▶ [Problem to work on]:
If a line in the material below has the word "icon", copy it.

▶ [Available data]:
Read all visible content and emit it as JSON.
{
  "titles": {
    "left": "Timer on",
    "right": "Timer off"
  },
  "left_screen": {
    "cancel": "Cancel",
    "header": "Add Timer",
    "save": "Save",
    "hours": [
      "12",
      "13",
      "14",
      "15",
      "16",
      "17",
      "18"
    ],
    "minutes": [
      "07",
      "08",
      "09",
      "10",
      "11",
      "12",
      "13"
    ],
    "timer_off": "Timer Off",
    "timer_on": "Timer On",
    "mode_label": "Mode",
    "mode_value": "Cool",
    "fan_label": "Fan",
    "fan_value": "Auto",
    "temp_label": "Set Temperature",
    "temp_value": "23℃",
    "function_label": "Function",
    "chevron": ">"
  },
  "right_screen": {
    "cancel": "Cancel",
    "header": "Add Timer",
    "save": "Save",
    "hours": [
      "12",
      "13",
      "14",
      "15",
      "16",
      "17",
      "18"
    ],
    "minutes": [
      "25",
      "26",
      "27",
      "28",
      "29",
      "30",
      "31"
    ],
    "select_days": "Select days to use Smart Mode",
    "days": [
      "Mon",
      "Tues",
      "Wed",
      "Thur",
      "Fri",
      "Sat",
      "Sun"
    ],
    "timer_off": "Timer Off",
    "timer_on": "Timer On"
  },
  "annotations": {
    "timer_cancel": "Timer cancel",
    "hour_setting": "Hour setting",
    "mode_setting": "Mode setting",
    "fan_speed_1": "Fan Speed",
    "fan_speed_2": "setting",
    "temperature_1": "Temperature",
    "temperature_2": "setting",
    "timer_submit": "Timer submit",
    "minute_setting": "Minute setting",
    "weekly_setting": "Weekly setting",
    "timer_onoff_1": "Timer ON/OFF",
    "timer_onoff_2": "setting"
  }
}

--

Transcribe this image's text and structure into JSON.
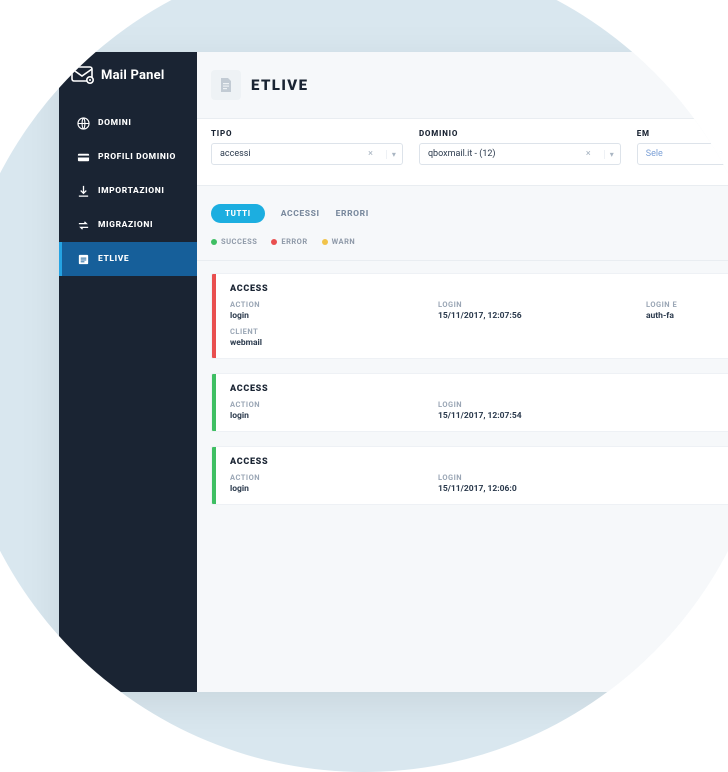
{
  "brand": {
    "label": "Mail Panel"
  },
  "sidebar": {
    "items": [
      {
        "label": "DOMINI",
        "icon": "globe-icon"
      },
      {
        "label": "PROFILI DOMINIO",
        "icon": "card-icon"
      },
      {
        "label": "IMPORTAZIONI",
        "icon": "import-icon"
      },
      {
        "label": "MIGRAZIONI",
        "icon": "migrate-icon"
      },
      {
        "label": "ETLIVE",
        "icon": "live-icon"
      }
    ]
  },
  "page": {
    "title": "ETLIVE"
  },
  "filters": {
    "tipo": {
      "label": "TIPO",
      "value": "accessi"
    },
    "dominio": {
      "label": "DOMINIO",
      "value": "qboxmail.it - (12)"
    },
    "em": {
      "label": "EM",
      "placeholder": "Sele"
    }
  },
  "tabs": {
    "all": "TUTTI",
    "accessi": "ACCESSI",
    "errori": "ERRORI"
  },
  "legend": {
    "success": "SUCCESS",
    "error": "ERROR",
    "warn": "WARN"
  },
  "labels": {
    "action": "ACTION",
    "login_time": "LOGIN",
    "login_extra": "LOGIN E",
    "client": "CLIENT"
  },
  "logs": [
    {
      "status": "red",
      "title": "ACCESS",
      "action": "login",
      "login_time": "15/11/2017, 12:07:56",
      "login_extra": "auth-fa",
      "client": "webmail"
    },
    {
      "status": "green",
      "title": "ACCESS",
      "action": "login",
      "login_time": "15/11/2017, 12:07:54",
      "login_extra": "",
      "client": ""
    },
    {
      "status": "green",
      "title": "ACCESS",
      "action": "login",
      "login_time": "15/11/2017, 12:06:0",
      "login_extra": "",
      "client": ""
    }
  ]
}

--

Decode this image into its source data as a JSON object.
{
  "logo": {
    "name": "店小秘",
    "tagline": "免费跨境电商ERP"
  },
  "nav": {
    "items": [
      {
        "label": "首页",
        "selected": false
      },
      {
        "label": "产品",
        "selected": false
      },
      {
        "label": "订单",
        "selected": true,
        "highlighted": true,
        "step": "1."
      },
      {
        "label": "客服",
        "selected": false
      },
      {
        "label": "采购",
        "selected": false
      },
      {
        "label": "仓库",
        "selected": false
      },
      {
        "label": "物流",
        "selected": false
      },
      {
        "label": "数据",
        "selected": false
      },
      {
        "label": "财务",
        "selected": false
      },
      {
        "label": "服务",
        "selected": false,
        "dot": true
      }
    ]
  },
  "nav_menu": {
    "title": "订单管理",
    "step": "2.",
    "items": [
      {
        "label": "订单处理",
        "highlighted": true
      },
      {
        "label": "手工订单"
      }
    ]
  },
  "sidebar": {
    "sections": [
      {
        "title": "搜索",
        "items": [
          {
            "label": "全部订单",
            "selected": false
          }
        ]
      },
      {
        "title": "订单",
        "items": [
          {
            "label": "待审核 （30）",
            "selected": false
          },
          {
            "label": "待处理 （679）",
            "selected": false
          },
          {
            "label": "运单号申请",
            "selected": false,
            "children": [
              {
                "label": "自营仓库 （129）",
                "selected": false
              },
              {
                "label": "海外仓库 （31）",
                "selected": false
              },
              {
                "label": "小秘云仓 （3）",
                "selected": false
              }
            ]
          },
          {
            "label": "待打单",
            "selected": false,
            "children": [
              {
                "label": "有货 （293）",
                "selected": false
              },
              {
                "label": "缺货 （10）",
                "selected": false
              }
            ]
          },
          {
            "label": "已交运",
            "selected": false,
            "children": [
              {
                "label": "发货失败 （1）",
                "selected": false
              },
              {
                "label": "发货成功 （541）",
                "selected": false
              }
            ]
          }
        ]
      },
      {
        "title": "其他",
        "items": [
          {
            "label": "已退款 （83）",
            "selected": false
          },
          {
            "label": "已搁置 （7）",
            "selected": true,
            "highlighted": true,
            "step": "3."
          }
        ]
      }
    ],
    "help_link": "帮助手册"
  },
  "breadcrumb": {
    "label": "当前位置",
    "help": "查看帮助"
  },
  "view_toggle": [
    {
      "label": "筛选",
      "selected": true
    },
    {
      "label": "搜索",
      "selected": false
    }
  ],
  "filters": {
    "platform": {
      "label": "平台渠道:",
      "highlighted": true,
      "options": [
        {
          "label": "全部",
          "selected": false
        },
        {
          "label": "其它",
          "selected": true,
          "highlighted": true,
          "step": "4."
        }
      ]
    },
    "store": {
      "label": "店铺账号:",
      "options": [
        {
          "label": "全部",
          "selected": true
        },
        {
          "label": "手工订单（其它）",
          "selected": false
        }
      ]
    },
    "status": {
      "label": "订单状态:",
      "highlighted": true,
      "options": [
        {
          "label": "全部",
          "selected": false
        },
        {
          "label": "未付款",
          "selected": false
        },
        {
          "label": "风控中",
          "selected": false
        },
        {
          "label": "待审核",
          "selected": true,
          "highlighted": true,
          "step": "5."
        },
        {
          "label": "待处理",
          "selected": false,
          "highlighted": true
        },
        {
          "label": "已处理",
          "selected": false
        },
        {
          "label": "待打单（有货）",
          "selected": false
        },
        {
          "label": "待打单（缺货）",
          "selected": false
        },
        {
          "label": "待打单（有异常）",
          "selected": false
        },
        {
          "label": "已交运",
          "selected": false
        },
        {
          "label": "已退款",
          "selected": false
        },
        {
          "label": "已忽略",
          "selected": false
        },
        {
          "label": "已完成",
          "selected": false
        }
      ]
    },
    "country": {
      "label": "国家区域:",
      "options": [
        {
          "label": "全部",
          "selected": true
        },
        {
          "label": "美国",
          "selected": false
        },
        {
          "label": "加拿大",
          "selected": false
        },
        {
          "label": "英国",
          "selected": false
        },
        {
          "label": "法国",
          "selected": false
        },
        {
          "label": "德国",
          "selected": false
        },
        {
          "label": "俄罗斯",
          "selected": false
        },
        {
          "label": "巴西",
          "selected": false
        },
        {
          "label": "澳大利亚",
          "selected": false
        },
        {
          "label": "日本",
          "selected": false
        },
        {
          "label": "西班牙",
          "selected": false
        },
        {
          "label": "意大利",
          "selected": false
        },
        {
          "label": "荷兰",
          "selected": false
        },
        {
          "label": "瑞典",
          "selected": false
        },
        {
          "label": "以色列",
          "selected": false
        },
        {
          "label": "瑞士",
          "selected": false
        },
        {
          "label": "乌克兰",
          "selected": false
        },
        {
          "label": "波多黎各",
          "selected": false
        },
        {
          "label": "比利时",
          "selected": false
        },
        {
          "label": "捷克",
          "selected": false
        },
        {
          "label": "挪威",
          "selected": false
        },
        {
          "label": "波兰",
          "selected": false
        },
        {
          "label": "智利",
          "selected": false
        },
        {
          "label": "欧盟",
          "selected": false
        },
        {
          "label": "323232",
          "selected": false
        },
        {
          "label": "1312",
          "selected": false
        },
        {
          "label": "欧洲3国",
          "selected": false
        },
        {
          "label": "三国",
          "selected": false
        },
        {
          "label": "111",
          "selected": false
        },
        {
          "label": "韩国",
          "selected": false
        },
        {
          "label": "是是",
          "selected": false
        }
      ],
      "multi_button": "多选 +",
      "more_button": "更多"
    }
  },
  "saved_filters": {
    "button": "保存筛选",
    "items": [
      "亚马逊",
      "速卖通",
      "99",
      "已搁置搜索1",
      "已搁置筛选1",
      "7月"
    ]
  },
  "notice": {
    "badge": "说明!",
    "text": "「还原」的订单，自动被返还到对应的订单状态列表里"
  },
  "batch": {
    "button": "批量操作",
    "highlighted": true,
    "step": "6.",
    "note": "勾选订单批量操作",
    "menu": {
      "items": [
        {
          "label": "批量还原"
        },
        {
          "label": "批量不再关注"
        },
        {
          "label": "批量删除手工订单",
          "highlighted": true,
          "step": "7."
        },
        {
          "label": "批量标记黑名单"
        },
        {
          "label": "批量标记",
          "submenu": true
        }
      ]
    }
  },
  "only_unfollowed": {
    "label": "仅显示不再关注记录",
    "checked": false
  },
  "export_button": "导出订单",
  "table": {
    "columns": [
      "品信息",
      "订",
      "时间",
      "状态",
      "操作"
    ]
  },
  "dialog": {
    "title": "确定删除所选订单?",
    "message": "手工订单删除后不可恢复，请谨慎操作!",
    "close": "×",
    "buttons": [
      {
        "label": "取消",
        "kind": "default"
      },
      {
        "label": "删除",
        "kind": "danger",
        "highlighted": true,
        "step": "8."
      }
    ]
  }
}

▶ [Response to the task]:
        "icon": "globe-icon"
        "icon": "card-icon"
        "icon": "import-icon"
        "icon": "migrate-icon"
        "icon": "live-icon"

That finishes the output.